Let me be forthright in my sentiments regarding not only the Boston Red Sox but also everything associated with that organization, “I hate everything about them.”
In fact, the opportunity to intensify my hatred for Red Sox Nation is one of the most significant benefits of being a New York Yankees fan. If you are wondering where my hatred of Red Sox nation emanates from, consider the following.
- They were the last team in baseball to desegregate.
- Their long-time owner Thomas Yawkey was an ardent racist.
- The street bearing Yawkey’s name remains outside of Fenway Park.
- The city of Boston was the last major U.S. city to desegregate its schools.
- Many residents of Boston consider racial bias, racial hatred, prejudice, discrimination, and institutional racism its grandest traditions.
- Adam Jones of the Baltimore Orioles was repeatedly called the “N-Word” while playing in Fenway Park this year.
- Many MLB superstars have demanded a no-trade clause to the Red Sox as they wish to avoid such virulent racism from its fanbase and city residents.
It is this realization that makes me applaud the protestors who were able to infiltrate last night’s Red Sox game, a game that the Red Sox lost to the Oakland Athletics (7 – 3) I gleefully add, and unfurled a banner over the vaunted “Green Monster” in Left Field that offered an unmistakable truth in the city that the American Revolution began. The banner read “Racism is as American as Baseball.” From my perspective, there was no grander place for this message to be displayed than Fenway Park.
Although the banner offered a relatively simple message, it provided a snap shot of what most reasonable minded Americans recognize as a historically supportable truth. By the time the Founding Father’s who refused to “be the slaves of Britain” declared their Independence from the Crown, it was evident that this nation had nurtured a rapidly developing system of racial discrimination that benefited them in unconscionable ways. Make no mistake about it, even the British realized that the exponentially increasing strength of this rag-tag bunch of farmers who dared to stand toe-to-toe with a professional army was due to force and power flowing from chattel slavery; there is no better explanation for why the initial step that the British took toward quelling the pending revolution was the outlawing of the Trans-Atlantic Slave Trade.
So the assertion that “Racism is as American as Baseball” is historically verifiable from many angles. In fact, the sport that is commonly termed America’s favorite pastime was a bastion of institutional racism in and of itself as it refused admittance to Negro League players.
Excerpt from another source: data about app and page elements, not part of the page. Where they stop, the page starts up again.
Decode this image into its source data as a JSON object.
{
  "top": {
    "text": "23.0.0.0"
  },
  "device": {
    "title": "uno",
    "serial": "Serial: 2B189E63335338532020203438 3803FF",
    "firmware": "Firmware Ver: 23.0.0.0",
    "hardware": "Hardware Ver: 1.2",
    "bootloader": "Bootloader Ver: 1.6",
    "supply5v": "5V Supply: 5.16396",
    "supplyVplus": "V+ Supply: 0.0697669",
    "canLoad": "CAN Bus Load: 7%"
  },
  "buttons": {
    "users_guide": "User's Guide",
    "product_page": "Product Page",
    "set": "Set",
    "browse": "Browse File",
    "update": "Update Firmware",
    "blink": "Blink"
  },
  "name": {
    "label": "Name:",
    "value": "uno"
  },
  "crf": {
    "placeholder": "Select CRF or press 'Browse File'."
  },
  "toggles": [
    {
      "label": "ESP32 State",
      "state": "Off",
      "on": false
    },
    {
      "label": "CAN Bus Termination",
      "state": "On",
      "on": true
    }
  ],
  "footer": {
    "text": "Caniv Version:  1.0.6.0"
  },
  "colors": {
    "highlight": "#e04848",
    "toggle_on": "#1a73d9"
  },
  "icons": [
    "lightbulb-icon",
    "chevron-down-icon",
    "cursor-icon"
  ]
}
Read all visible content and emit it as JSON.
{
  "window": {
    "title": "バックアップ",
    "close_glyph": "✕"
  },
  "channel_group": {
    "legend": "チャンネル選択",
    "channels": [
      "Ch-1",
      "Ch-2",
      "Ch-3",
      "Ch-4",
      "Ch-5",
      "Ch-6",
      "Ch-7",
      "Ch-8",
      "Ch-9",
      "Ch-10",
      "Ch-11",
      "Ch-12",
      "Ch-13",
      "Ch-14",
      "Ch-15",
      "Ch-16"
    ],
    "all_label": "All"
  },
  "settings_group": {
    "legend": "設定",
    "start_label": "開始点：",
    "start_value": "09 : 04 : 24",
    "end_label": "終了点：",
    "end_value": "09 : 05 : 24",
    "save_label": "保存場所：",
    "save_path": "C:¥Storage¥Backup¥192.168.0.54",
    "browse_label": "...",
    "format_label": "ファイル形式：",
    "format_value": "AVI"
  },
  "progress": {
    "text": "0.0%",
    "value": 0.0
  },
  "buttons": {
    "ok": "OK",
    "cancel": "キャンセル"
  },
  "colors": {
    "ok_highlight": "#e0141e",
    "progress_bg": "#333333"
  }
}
Often missed in celebrations of Jackie Robinson’s token integration of “Major League Baseball” is the fact that to this moment there are no black owners of an MLB team; before you holler that is untrue, let me tell you that I am well aware of famed Yankee Derek Jeter’s inclusion in the group that purchased the Miami Marlins. Reasonable minded people view the integration of the Major League’s without the addition of a single black owner from the Negro League ranks to be a hostile takeover and raiding of black ballclubs for talent, not any form of power sharing that real integration would lead to as with the merging of the NBA and ABA.
Hence, I think that it is was incredibly appropriate for Boston’s Fenway Park to be the location that the message of “Racism is as American as Baseball” to be shared for the world to see. There is truth in the statement, after all.
Dr. James Thomas Jones III
© Manhood, Race, and Culture, 2017